## THE TASK:
Make an exact copy of the entries below with the pictures removed.
-- Opening Marker --
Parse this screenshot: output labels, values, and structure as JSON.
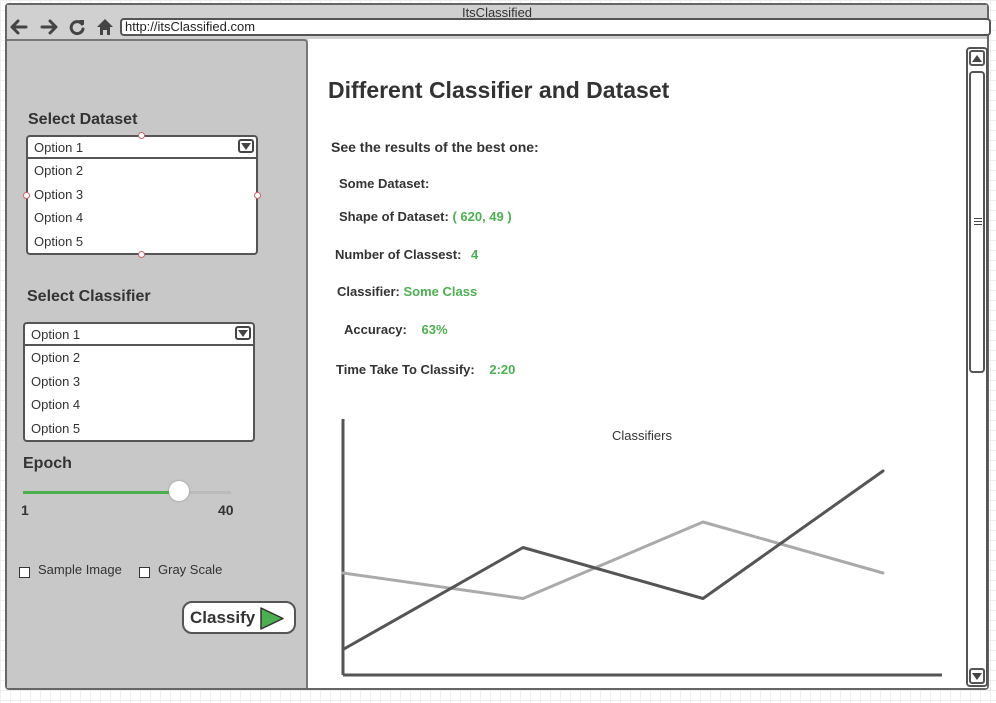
{
  "window": {
    "title": "ItsClassified"
  },
  "browser": {
    "url": "http://itsClassified.com"
  },
  "sidebar": {
    "dataset": {
      "label": "Select Dataset",
      "selected": "Option 1",
      "options": [
        "Option 2",
        "Option 3",
        "Option 4",
        "Option 5"
      ]
    },
    "classifier": {
      "label": "Select Classifier",
      "selected": "Option 1",
      "options": [
        "Option 2",
        "Option 3",
        "Option 4",
        "Option 5"
      ]
    },
    "epoch": {
      "label": "Epoch",
      "min": "1",
      "max": "40",
      "value_fraction": 0.75
    },
    "checkboxes": {
      "sample_image": "Sample Image",
      "gray_scale": "Gray Scale"
    },
    "classify_button": "Classify"
  },
  "main": {
    "title": "Different Classifier and Dataset",
    "subtitle": "See the results of the best one:",
    "dataset_name": "Some Dataset:",
    "shape_label": "Shape of Dataset:",
    "shape_value": "( 620, 49 )",
    "classes_label": "Number of Classest:",
    "classes_value": "4",
    "classifier_label": "Classifier:",
    "classifier_value": "Some Class",
    "accuracy_label": "Accuracy:",
    "accuracy_value": "63%",
    "time_label": "Time Take To Classify:",
    "time_value": "2:20"
  },
  "colors": {
    "accent_green": "#4caf50",
    "dark_line": "#555555",
    "light_line": "#aaaaaa"
  },
  "chart_data": {
    "type": "line",
    "title": "Classifiers",
    "x": [
      1,
      2,
      3,
      4
    ],
    "series": [
      {
        "values": [
          1.0,
          5.0,
          3.0,
          8.0
        ]
      },
      {
        "values": [
          4.0,
          3.0,
          6.0,
          4.0
        ]
      }
    ],
    "ylim": [
      0,
      10
    ],
    "xlabel": "",
    "ylabel": "",
    "grid": false,
    "legend": "none"
  }
}
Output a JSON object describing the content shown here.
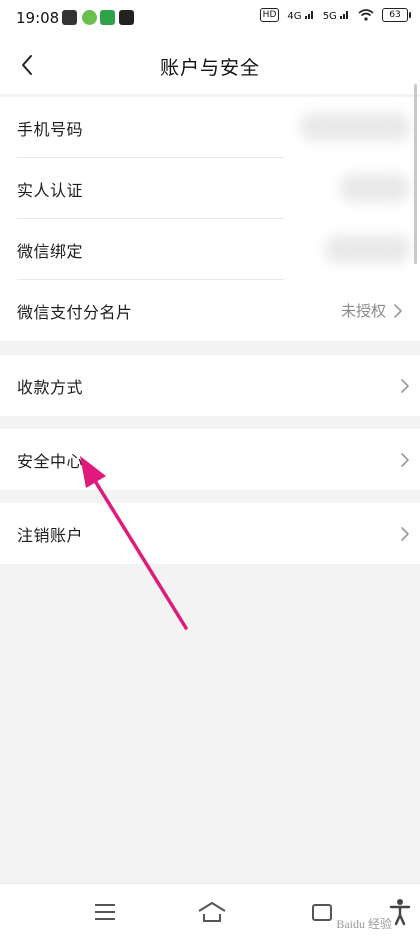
{
  "status_bar": {
    "time": "19:08",
    "hd_label": "HD",
    "net1": "4G",
    "net2": "5G",
    "battery": "63"
  },
  "header": {
    "title": "账户与安全",
    "back_icon": "chevron-left-icon"
  },
  "rows": [
    {
      "label": "手机号码"
    },
    {
      "label": "实人认证"
    },
    {
      "label": "微信绑定"
    },
    {
      "label": "微信支付分名片",
      "value": "未授权"
    },
    {
      "label": "收款方式"
    },
    {
      "label": "安全中心"
    },
    {
      "label": "注销账户"
    }
  ],
  "colors": {
    "background": "#f3f3f3",
    "card": "#ffffff",
    "annotation_arrow": "#e0197a"
  },
  "watermark": "Baidu 经验"
}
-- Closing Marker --
## RESPONSE BOX:
Parse this screenshot: output labels, values, and structure as JSON.
{
  "window": {
    "title": "ItsClassified"
  },
  "browser": {
    "url": "http://itsClassified.com"
  },
  "sidebar": {
    "dataset": {
      "label": "Select Dataset",
      "selected": "Option 1",
      "options": [
        "Option 2",
        "Option 3",
        "Option 4",
        "Option 5"
      ]
    },
    "classifier": {
      "label": "Select Classifier",
      "selected": "Option 1",
      "options": [
        "Option 2",
        "Option 3",
        "Option 4",
        "Option 5"
      ]
    },
    "epoch": {
      "label": "Epoch",
      "min": "1",
      "max": "40",
      "value_fraction": 0.75
    },
    "checkboxes": {
      "sample_image": "Sample Image",
      "gray_scale": "Gray Scale"
    },
    "classify_button": "Classify"
  },
  "main": {
    "title": "Different Classifier and Dataset",
    "subtitle": "See the results of the best one:",
    "dataset_name": "Some Dataset:",
    "shape_label": "Shape of Dataset:",
    "shape_value": "( 620, 49 )",
    "classes_label": "Number of Classest:",
    "classes_value": "4",
    "classifier_label": "Classifier:",
    "classifier_value": "Some Class",
    "accuracy_label": "Accuracy:",
    "accuracy_value": "63%",
    "time_label": "Time Take To Classify:",
    "time_value": "2:20"
  },
  "colors": {
    "accent_green": "#4caf50",
    "dark_line": "#555555",
    "light_line": "#aaaaaa"
  },
  "chart_data": {
    "type": "line",
    "title": "Classifiers",
    "x": [
      1,
      2,
      3,
      4
    ],
    "series": [
      {
        "values": [
          1.0,
          5.0,
          3.0,
          8.0
        ]
      },
      {
        "values": [
          4.0,
          3.0,
          6.0,
          4.0
        ]
      }
    ],
    "ylim": [
      0,
      10
    ],
    "xlabel": "",
    "ylabel": "",
    "grid": false,
    "legend": "none"
  }
}
Output a JSON object describing the content shown here.
{
  "status_bar": {
    "time": "19:08",
    "hd_label": "HD",
    "net1": "4G",
    "net2": "5G",
    "battery": "63"
  },
  "header": {
    "title": "账户与安全",
    "back_icon": "chevron-left-icon"
  },
  "rows": [
    {
      "label": "手机号码"
    },
    {
      "label": "实人认证"
    },
    {
      "label": "微信绑定"
    },
    {
      "label": "微信支付分名片",
      "value": "未授权"
    },
    {
      "label": "收款方式"
    },
    {
      "label": "安全中心"
    },
    {
      "label": "注销账户"
    }
  ],
  "colors": {
    "background": "#f3f3f3",
    "card": "#ffffff",
    "annotation_arrow": "#e0197a"
  },
  "watermark": "Baidu 经验"
}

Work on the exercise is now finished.